| Problem to solve |
Return each line of the entries that mentions the word "sample".

Records from a dataset
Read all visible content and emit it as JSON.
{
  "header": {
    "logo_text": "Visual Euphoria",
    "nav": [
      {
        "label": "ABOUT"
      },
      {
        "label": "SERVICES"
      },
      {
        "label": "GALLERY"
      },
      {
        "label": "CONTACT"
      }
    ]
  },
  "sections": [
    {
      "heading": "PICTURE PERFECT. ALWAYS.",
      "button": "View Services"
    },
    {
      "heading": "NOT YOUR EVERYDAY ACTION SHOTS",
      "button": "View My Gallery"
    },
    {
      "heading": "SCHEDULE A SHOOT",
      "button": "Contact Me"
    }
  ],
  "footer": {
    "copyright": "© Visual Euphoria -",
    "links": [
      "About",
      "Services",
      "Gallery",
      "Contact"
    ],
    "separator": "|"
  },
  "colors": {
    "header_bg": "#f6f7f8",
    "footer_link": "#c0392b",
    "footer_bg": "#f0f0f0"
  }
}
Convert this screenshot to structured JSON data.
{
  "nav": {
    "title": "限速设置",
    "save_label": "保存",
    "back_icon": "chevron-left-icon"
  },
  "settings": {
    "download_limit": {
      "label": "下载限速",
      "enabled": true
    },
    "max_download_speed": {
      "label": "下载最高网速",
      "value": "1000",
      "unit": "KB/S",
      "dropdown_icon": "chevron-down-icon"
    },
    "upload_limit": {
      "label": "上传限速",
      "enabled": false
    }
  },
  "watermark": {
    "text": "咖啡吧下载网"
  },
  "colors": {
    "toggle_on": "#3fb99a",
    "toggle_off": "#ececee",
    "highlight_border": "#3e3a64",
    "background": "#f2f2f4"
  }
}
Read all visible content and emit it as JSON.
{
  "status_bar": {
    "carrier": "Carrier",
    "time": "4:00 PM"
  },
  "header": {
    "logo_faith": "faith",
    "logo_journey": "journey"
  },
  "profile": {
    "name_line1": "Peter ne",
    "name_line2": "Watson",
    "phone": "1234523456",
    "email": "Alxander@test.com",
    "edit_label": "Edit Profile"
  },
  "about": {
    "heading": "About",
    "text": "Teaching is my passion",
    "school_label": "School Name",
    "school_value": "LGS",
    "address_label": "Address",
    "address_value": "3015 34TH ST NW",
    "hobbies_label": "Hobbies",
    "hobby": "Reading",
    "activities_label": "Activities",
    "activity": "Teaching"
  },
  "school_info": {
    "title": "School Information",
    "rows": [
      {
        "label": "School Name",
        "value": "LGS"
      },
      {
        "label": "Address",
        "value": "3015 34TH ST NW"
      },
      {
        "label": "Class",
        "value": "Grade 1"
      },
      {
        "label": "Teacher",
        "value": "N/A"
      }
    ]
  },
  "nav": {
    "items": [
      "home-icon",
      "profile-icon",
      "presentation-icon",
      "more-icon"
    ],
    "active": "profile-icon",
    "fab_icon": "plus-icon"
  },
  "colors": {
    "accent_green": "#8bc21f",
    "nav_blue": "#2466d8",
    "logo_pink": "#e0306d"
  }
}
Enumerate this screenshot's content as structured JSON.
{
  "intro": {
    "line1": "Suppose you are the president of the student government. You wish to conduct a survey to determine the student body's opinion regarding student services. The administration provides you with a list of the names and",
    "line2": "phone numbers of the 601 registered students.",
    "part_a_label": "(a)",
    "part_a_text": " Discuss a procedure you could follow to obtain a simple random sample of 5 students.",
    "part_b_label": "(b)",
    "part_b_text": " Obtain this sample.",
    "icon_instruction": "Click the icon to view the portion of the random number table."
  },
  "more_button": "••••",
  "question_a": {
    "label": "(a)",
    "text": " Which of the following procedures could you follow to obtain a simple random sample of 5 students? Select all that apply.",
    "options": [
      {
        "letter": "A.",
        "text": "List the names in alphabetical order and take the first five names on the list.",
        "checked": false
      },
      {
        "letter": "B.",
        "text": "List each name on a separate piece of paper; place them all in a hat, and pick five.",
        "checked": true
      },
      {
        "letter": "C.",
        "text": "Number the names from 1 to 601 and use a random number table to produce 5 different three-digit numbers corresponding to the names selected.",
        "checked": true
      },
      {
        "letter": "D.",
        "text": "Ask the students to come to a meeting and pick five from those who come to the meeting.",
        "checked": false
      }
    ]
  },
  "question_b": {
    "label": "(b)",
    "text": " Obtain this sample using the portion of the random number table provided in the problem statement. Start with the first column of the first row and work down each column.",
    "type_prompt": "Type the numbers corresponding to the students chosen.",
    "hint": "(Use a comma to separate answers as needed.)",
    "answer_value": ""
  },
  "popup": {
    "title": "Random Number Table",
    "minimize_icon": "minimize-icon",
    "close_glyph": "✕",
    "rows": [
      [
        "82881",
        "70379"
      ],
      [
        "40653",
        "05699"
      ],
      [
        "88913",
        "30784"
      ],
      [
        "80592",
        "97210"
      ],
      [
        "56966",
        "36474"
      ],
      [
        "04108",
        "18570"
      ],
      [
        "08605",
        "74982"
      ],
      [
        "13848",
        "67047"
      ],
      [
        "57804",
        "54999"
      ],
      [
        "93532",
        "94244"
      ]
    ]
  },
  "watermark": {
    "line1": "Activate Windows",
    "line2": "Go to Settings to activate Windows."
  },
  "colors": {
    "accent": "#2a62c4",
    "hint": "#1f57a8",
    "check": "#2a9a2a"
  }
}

| Output for this task |
    "part_a_text": " Discuss a procedure you could follow to obtain a simple random sample of 5 students.",
    "part_b_text": " Obtain this sample.",
    "text": " Which of the following procedures could you follow to obtain a simple random sample of 5 students? Select all that apply.",
    "text": " Obtain this sample using the portion of the random number table provided in the problem statement. Start with the first column of the first row and work down each column.",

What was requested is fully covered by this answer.